Please join our team! We need your help to reach our goal of $10,000 raised by my birthday, January 16th! It takes more than one person to make up a team and that’s why I’m asking you to join me, so together we can fight cancer one mile at a time!  Would you please:

  • Star: Give a $3 Starbucks/week toward LLS through Jan. 16th$42
  • Super: Sponsor me at $2/mile for the 26.2 mile Boston marathon – $54.40
  • Silver: Sponsor me at 10 cents/mile for every training mile I’ll log  – $80
  • Gold: Sign your name on the shirt I’ll wear to run in Boston – $100+
  • Platinum: Team Alyssa t-shirt sponsor- have your name/ logo on it – $250+ (Team Alyssa t-shirts will be sold as a fundraiser and worn by friends and family attending the Boston marathon.)

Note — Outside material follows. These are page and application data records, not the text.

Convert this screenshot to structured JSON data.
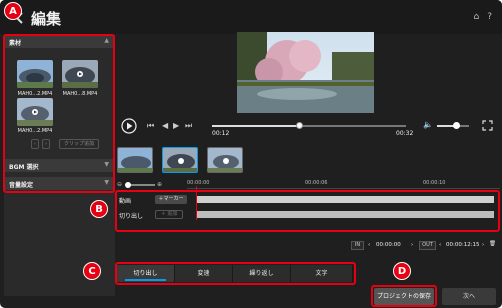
{
  "window": {
    "title": "編集"
  },
  "title_icons": {
    "icon1": "⌂",
    "icon2": "?"
  },
  "left_panel": {
    "materials_label": "素材",
    "clips": [
      {
        "label": "MAH0...2.MP4"
      },
      {
        "label": "MAH0...8.MP4"
      },
      {
        "label": "MAH0...2.MP4"
      }
    ],
    "add_clip_label": "クリップ追加",
    "bgm_label": "BGM 選択",
    "audio_label": "音量設定"
  },
  "player": {
    "current_time": "00:12",
    "total_time": "00:32",
    "progress": 0.45,
    "volume": 0.6
  },
  "timeline": {
    "ruler_ticks": [
      "00:00:00",
      "00:00:06",
      "00:00:10"
    ],
    "video_track_label": "動画",
    "marker_button": "＋マーカー",
    "cut_track_label": "切り出し",
    "add_button": "＋ 追加"
  },
  "inout": {
    "in_label": "IN",
    "in_time": "00:00:00",
    "out_label": "OUT",
    "out_time": "00:00:12:15"
  },
  "tabs": [
    "切り出し",
    "変速",
    "繰り返し",
    "文字"
  ],
  "actions": {
    "save_project": "プロジェクトの保存",
    "next": "次へ"
  },
  "annotations": {
    "a": "A",
    "b": "B",
    "c": "C",
    "d": "D"
  },
  "colors": {
    "accent": "#00a0e9",
    "annotation": "#e60012"
  }
}
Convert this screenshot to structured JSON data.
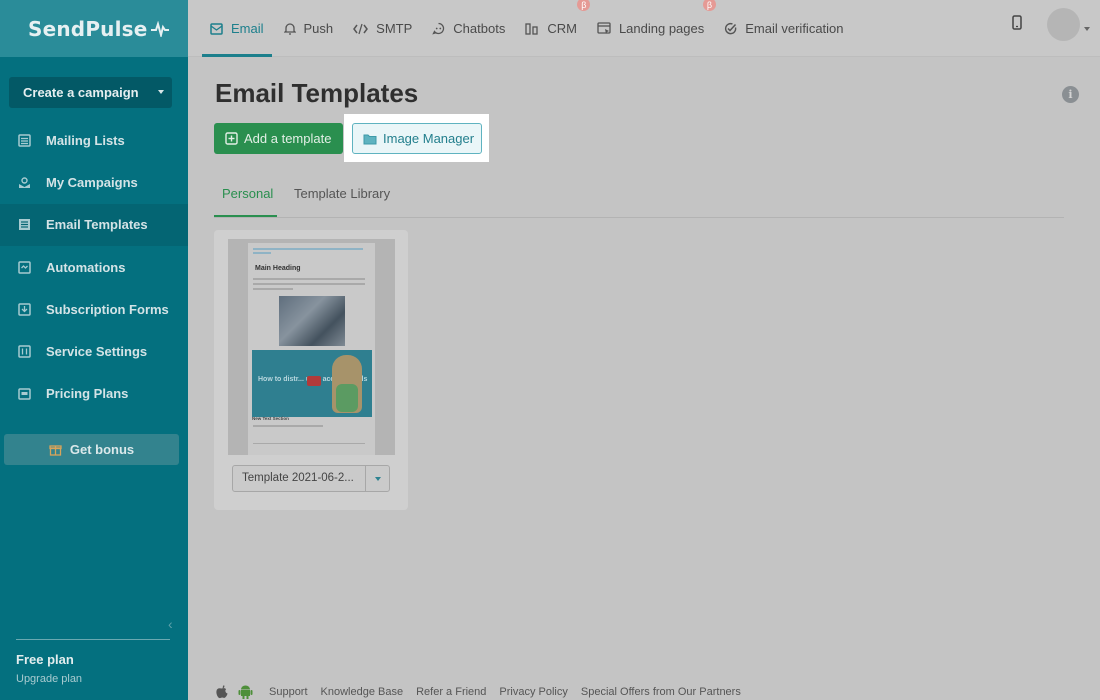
{
  "sidebar": {
    "logo": "SendPulse",
    "create_campaign": "Create a campaign",
    "items": [
      {
        "label": "Mailing Lists",
        "icon": "list-icon"
      },
      {
        "label": "My Campaigns",
        "icon": "campaign-icon"
      },
      {
        "label": "Email Templates",
        "icon": "template-icon",
        "active": true
      },
      {
        "label": "Automations",
        "icon": "automation-icon"
      },
      {
        "label": "Subscription Forms",
        "icon": "form-icon"
      },
      {
        "label": "Service Settings",
        "icon": "settings-icon"
      },
      {
        "label": "Pricing Plans",
        "icon": "pricing-icon"
      }
    ],
    "bonus": "Get bonus",
    "plan": "Free plan",
    "upgrade": "Upgrade plan"
  },
  "topnav": {
    "items": [
      {
        "label": "Email",
        "icon": "email-icon",
        "active": true
      },
      {
        "label": "Push",
        "icon": "bell-icon"
      },
      {
        "label": "SMTP",
        "icon": "code-icon"
      },
      {
        "label": "Chatbots",
        "icon": "chatbot-icon"
      },
      {
        "label": "CRM",
        "icon": "crm-icon",
        "beta": "β"
      },
      {
        "label": "Landing pages",
        "icon": "landing-icon",
        "beta": "β"
      },
      {
        "label": "Email verification",
        "icon": "check-circle-icon"
      }
    ]
  },
  "main": {
    "title": "Email Templates",
    "add_template": "Add a template",
    "image_manager": "Image Manager",
    "tabs": [
      "Personal",
      "Template Library"
    ],
    "template": {
      "name": "Template 2021-06-2...",
      "preview_heading": "Main Heading",
      "preview_video_text": "How to distr... user access levels",
      "preview_section": "New Text Section"
    }
  },
  "footer": {
    "links": [
      "Support",
      "Knowledge Base",
      "Refer a Friend",
      "Privacy Policy",
      "Special Offers from Our Partners"
    ]
  },
  "colors": {
    "sidebar_bg": "#04707f",
    "accent": "#1c7f8c",
    "green": "#2a8f4f",
    "beta": "#e59a95"
  }
}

  • Titanium: Sign a name on the shirt I’ll wear to run Boston; Have your name/logo on Team Alyssa t-shirts; Have company advertised on Team Alyssa FB page & other social media; Receive a drink on me on April 18th if you’re in Boston! – $500+

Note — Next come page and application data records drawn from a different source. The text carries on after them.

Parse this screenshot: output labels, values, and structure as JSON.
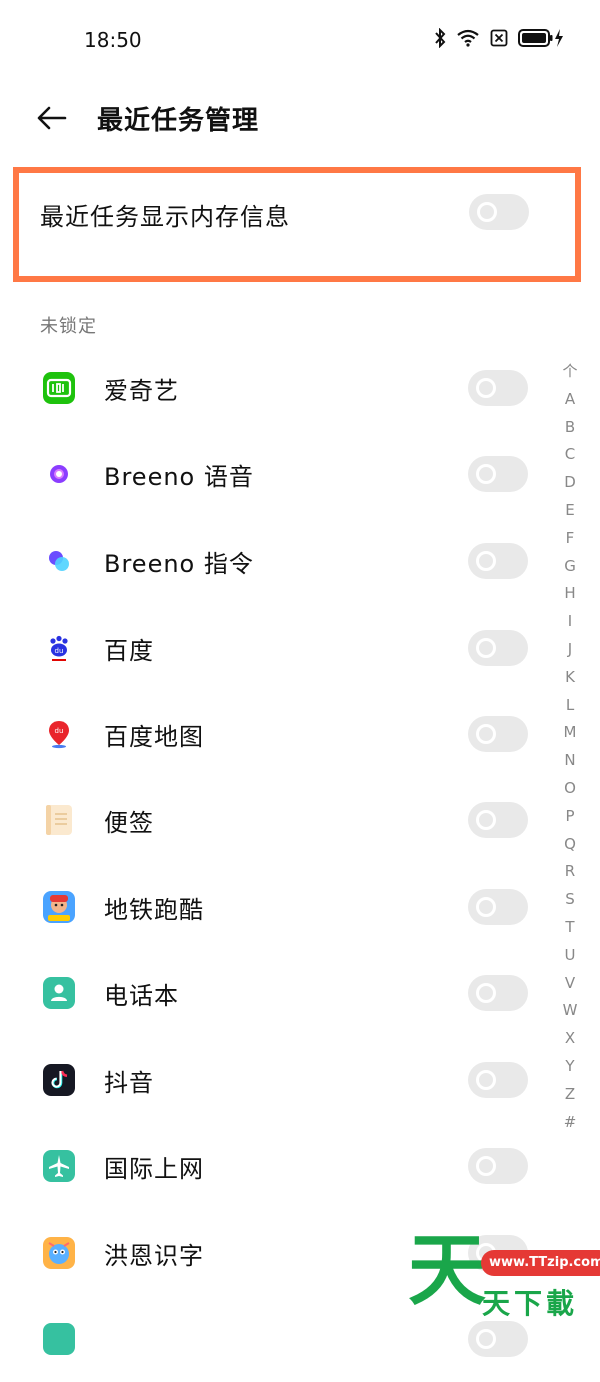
{
  "status_bar": {
    "time": "18:50"
  },
  "header": {
    "title": "最近任务管理"
  },
  "memory_setting": {
    "label": "最近任务显示内存信息",
    "enabled": false
  },
  "section": {
    "label": "未锁定"
  },
  "apps": [
    {
      "name": "爱奇艺",
      "icon": "iqiyi-icon",
      "locked": false
    },
    {
      "name": "Breeno 语音",
      "icon": "breeno-voice-icon",
      "locked": false
    },
    {
      "name": "Breeno 指令",
      "icon": "breeno-command-icon",
      "locked": false
    },
    {
      "name": "百度",
      "icon": "baidu-icon",
      "locked": false
    },
    {
      "name": "百度地图",
      "icon": "baidu-map-icon",
      "locked": false
    },
    {
      "name": "便签",
      "icon": "notes-icon",
      "locked": false
    },
    {
      "name": "地铁跑酷",
      "icon": "subway-surfers-icon",
      "locked": false
    },
    {
      "name": "电话本",
      "icon": "contacts-icon",
      "locked": false
    },
    {
      "name": "抖音",
      "icon": "douyin-icon",
      "locked": false
    },
    {
      "name": "国际上网",
      "icon": "international-roaming-icon",
      "locked": false
    },
    {
      "name": "洪恩识字",
      "icon": "hongen-icon",
      "locked": false
    }
  ],
  "alpha_index": [
    "个",
    "A",
    "B",
    "C",
    "D",
    "E",
    "F",
    "G",
    "H",
    "I",
    "J",
    "K",
    "L",
    "M",
    "N",
    "O",
    "P",
    "Q",
    "R",
    "S",
    "T",
    "U",
    "V",
    "W",
    "X",
    "Y",
    "Z",
    "#"
  ],
  "watermark": {
    "domain": "www.TTzip.com",
    "big": "天",
    "text": "天下載"
  },
  "colors": {
    "accent_border": "#ff7845",
    "toggle_off": "#e9e9e9",
    "watermark_green": "#1aa64a"
  }
}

  • Elite: All of Titanium; Dinner on me on April 18th if you’re in Boston: REI Duffle Bag with LLS logo and DOUBLE the tax write-off J! – $1,000+

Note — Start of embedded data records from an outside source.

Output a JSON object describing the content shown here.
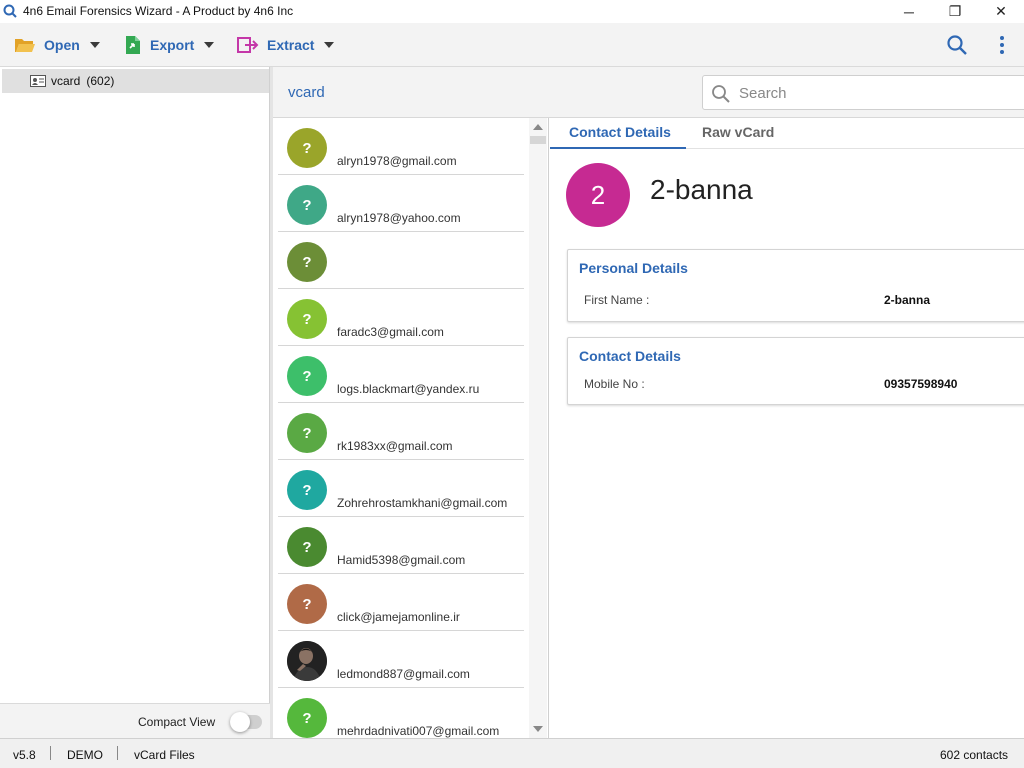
{
  "window": {
    "title": "4n6 Email Forensics Wizard - A Product by 4n6 Inc",
    "minimize_glyph": "─",
    "maximize_glyph": "❐",
    "close_glyph": "✕"
  },
  "toolbar": {
    "open_label": "Open",
    "export_label": "Export",
    "extract_label": "Extract"
  },
  "tree": {
    "items": [
      {
        "label": "vcard",
        "count": "(602)",
        "icon": "vcard-icon"
      }
    ]
  },
  "compact_view": {
    "label": "Compact View",
    "enabled": false
  },
  "main": {
    "folder_title": "vcard",
    "search": {
      "placeholder": "Search",
      "value": ""
    }
  },
  "contacts": [
    {
      "initial": "?",
      "email": "alryn1978@gmail.com",
      "color": "#9aa52a"
    },
    {
      "initial": "?",
      "email": "alryn1978@yahoo.com",
      "color": "#3fa887"
    },
    {
      "initial": "?",
      "email": "",
      "color": "#6c8e37"
    },
    {
      "initial": "?",
      "email": "faradc3@gmail.com",
      "color": "#86c233"
    },
    {
      "initial": "?",
      "email": "logs.blackmart@yandex.ru",
      "color": "#3dbf6a"
    },
    {
      "initial": "?",
      "email": "rk1983xx@gmail.com",
      "color": "#5aa944"
    },
    {
      "initial": "?",
      "email": "Zohrehrostamkhani@gmail.com",
      "color": "#1fa8a0"
    },
    {
      "initial": "?",
      "email": "Hamid5398@gmail.com",
      "color": "#4a8a30"
    },
    {
      "initial": "?",
      "email": "click@jamejamonline.ir",
      "color": "#b06a47"
    },
    {
      "initial": "",
      "email": "ledmond887@gmail.com",
      "color": "#1d1d1d"
    },
    {
      "initial": "?",
      "email": "mehrdadnivati007@gmail.com",
      "color": "#55b83c"
    }
  ],
  "detail": {
    "tabs": [
      {
        "label": "Contact Details",
        "active": true
      },
      {
        "label": "Raw vCard",
        "active": false
      }
    ],
    "avatar_initial": "2",
    "avatar_color": "#c62a92",
    "name": "2-banna",
    "personal_card": {
      "title": "Personal Details",
      "fields": [
        {
          "label": "First Name :",
          "value": "2-banna"
        }
      ]
    },
    "contact_card": {
      "title": "Contact Details",
      "fields": [
        {
          "label": "Mobile No :",
          "value": "09357598940"
        }
      ]
    }
  },
  "status": {
    "version": "v5.8",
    "mode": "DEMO",
    "file_type": "vCard Files",
    "count": "602 contacts"
  },
  "colors": {
    "accent": "#2f68b4"
  }
}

  • Share my story with friends, family, and local businesses!

Your donation will help fund treatments that save lives every day; like immunotherapies that use a person’s own immune system to kill cancer. You may not know it, but every single donation helps save a life with breakthrough therapies such as these. Patients need these cures and they need your support.

Please make a donation in support of my efforts to run the Boston Marathon with Team In Training and help get us all closer to a world without blood cancers,